▶ Work to complete:
Leaving the images aside, print every record in the material exactly.

BEGIN Records shown

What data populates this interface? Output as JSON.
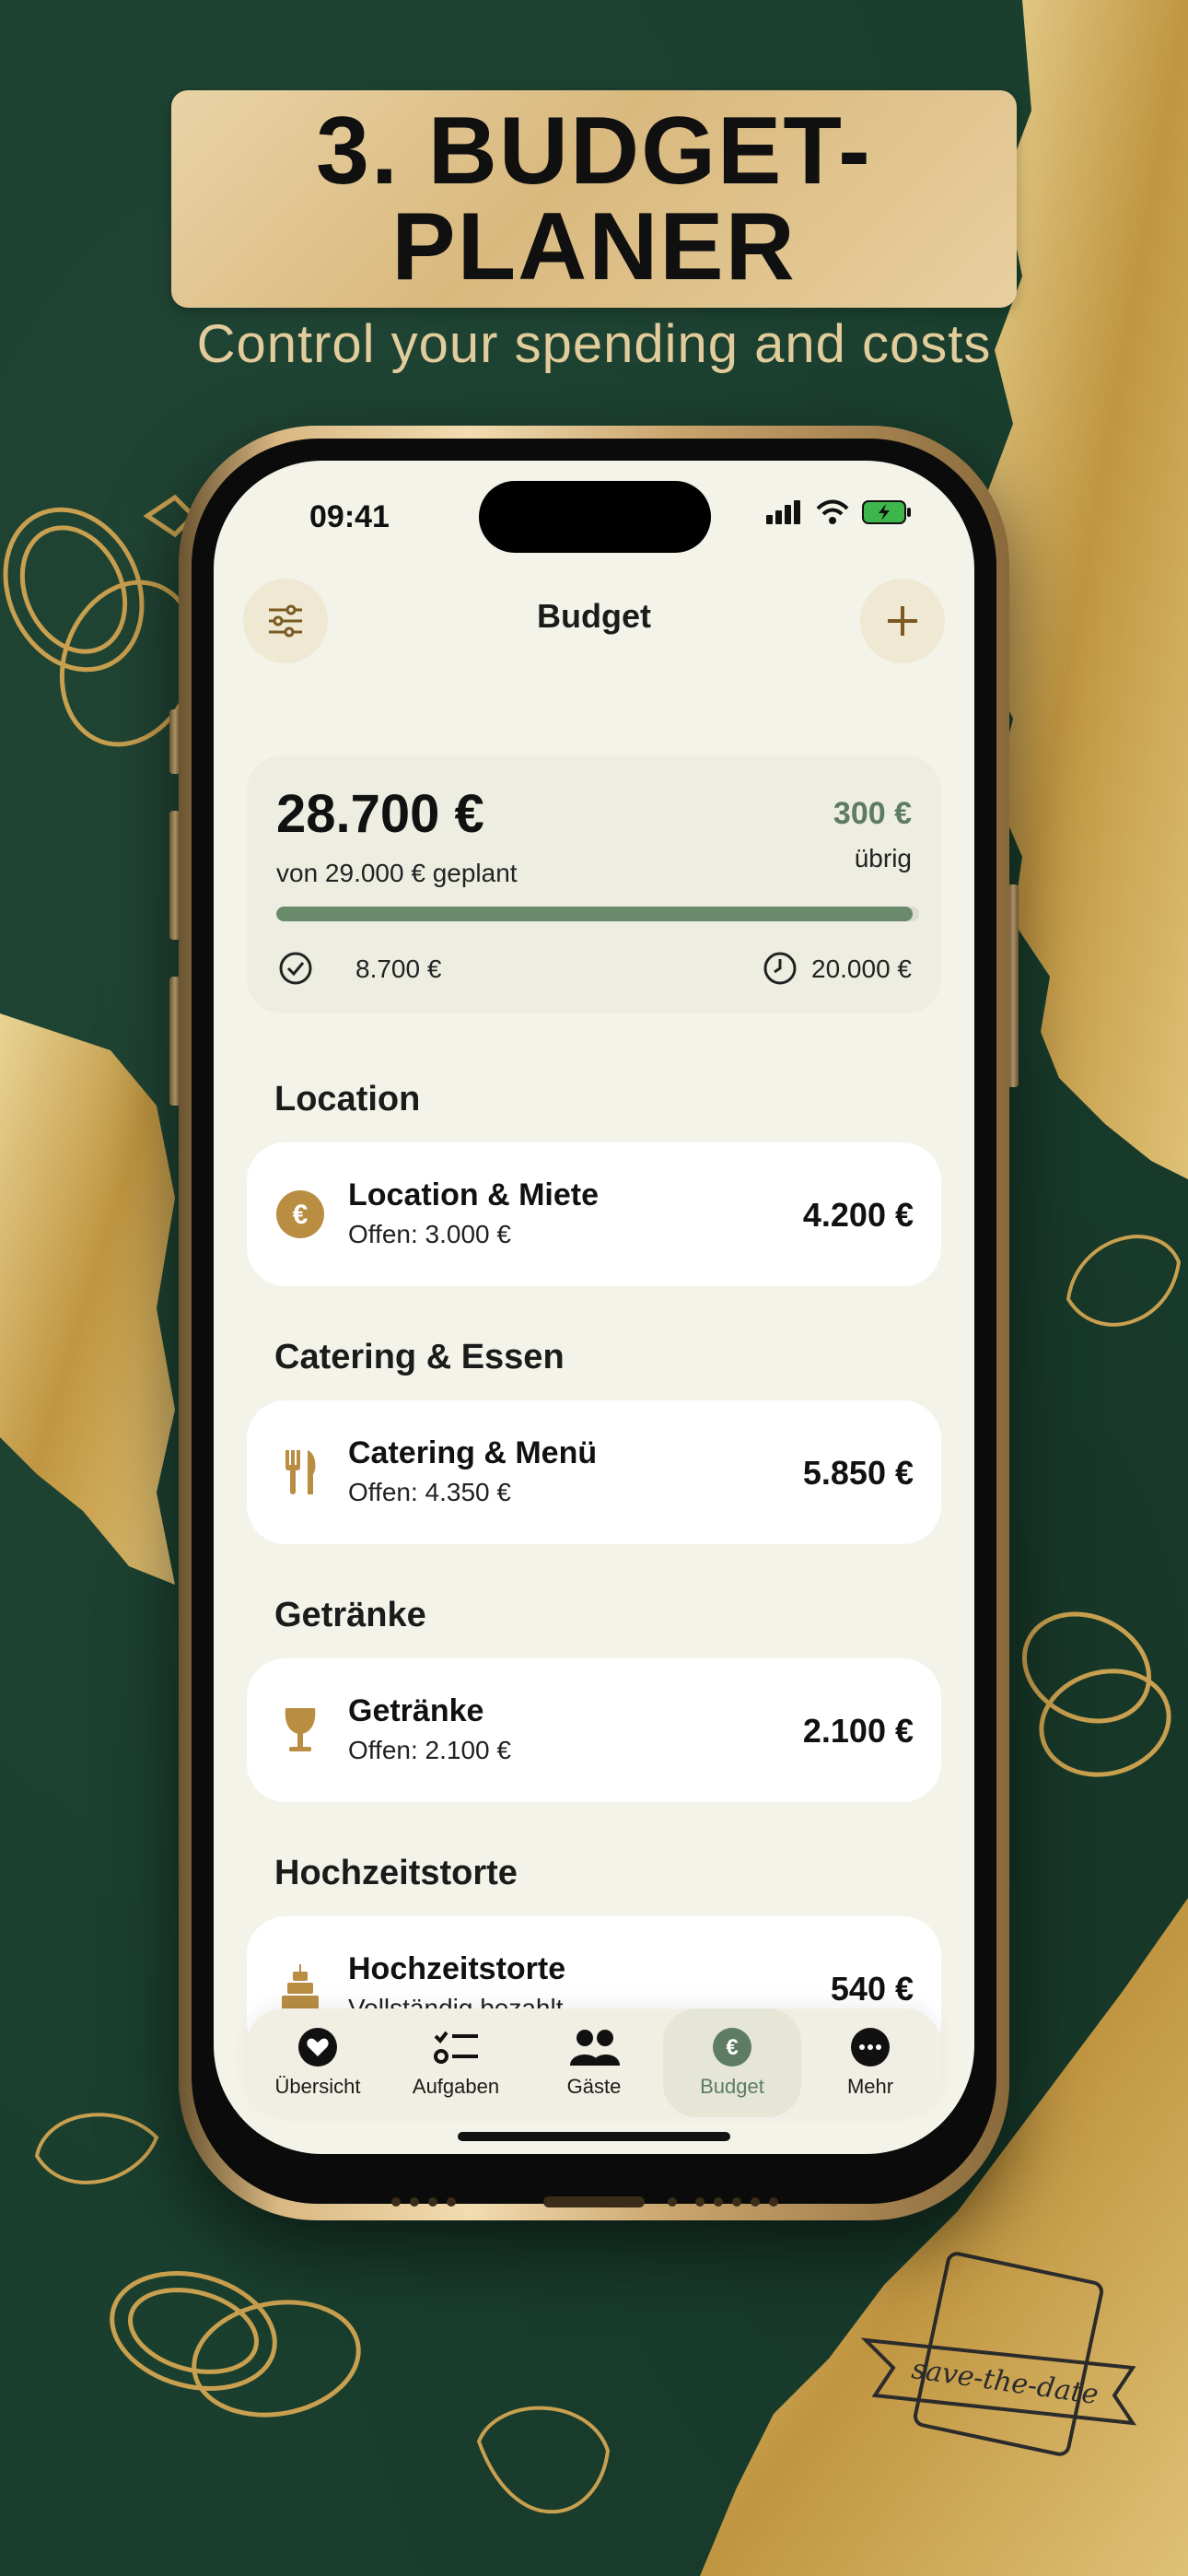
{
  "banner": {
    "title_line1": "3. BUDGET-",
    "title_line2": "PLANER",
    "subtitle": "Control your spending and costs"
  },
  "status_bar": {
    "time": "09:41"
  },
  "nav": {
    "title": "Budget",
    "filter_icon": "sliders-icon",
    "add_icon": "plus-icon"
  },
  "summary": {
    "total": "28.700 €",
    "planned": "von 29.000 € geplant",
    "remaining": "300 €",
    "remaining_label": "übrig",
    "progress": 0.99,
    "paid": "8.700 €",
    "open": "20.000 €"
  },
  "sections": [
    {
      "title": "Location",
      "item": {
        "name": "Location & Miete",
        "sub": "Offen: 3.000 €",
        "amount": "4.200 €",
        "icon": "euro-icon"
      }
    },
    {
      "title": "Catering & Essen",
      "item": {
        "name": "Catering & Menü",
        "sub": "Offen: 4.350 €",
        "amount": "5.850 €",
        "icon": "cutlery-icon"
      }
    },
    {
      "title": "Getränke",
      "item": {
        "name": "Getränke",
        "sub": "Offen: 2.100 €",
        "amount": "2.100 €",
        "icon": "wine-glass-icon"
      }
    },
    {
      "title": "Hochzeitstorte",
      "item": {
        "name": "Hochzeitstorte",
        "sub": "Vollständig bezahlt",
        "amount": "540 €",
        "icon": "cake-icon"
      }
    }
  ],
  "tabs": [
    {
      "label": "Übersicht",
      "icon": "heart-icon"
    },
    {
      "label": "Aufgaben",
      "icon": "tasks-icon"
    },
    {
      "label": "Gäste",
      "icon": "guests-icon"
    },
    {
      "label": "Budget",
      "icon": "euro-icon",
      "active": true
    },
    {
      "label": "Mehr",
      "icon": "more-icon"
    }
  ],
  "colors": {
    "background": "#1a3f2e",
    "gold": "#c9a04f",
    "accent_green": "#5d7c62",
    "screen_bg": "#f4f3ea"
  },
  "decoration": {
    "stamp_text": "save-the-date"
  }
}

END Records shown

▶ Answer:
What data populates this interface? Output as JSON.
{
  "banner": {
    "title_line1": "3. BUDGET-",
    "title_line2": "PLANER",
    "subtitle": "Control your spending and costs"
  },
  "status_bar": {
    "time": "09:41"
  },
  "nav": {
    "title": "Budget",
    "filter_icon": "sliders-icon",
    "add_icon": "plus-icon"
  },
  "summary": {
    "total": "28.700 €",
    "planned": "von 29.000 € geplant",
    "remaining": "300 €",
    "remaining_label": "übrig",
    "progress": 0.99,
    "paid": "8.700 €",
    "open": "20.000 €"
  },
  "sections": [
    {
      "title": "Location",
      "item": {
        "name": "Location & Miete",
        "sub": "Offen: 3.000 €",
        "amount": "4.200 €",
        "icon": "euro-icon"
      }
    },
    {
      "title": "Catering & Essen",
      "item": {
        "name": "Catering & Menü",
        "sub": "Offen: 4.350 €",
        "amount": "5.850 €",
        "icon": "cutlery-icon"
      }
    },
    {
      "title": "Getränke",
      "item": {
        "name": "Getränke",
        "sub": "Offen: 2.100 €",
        "amount": "2.100 €",
        "icon": "wine-glass-icon"
      }
    },
    {
      "title": "Hochzeitstorte",
      "item": {
        "name": "Hochzeitstorte",
        "sub": "Vollständig bezahlt",
        "amount": "540 €",
        "icon": "cake-icon"
      }
    }
  ],
  "tabs": [
    {
      "label": "Übersicht",
      "icon": "heart-icon"
    },
    {
      "label": "Aufgaben",
      "icon": "tasks-icon"
    },
    {
      "label": "Gäste",
      "icon": "guests-icon"
    },
    {
      "label": "Budget",
      "icon": "euro-icon",
      "active": true
    },
    {
      "label": "Mehr",
      "icon": "more-icon"
    }
  ],
  "colors": {
    "background": "#1a3f2e",
    "gold": "#c9a04f",
    "accent_green": "#5d7c62",
    "screen_bg": "#f4f3ea"
  },
  "decoration": {
    "stamp_text": "save-the-date"
  }
}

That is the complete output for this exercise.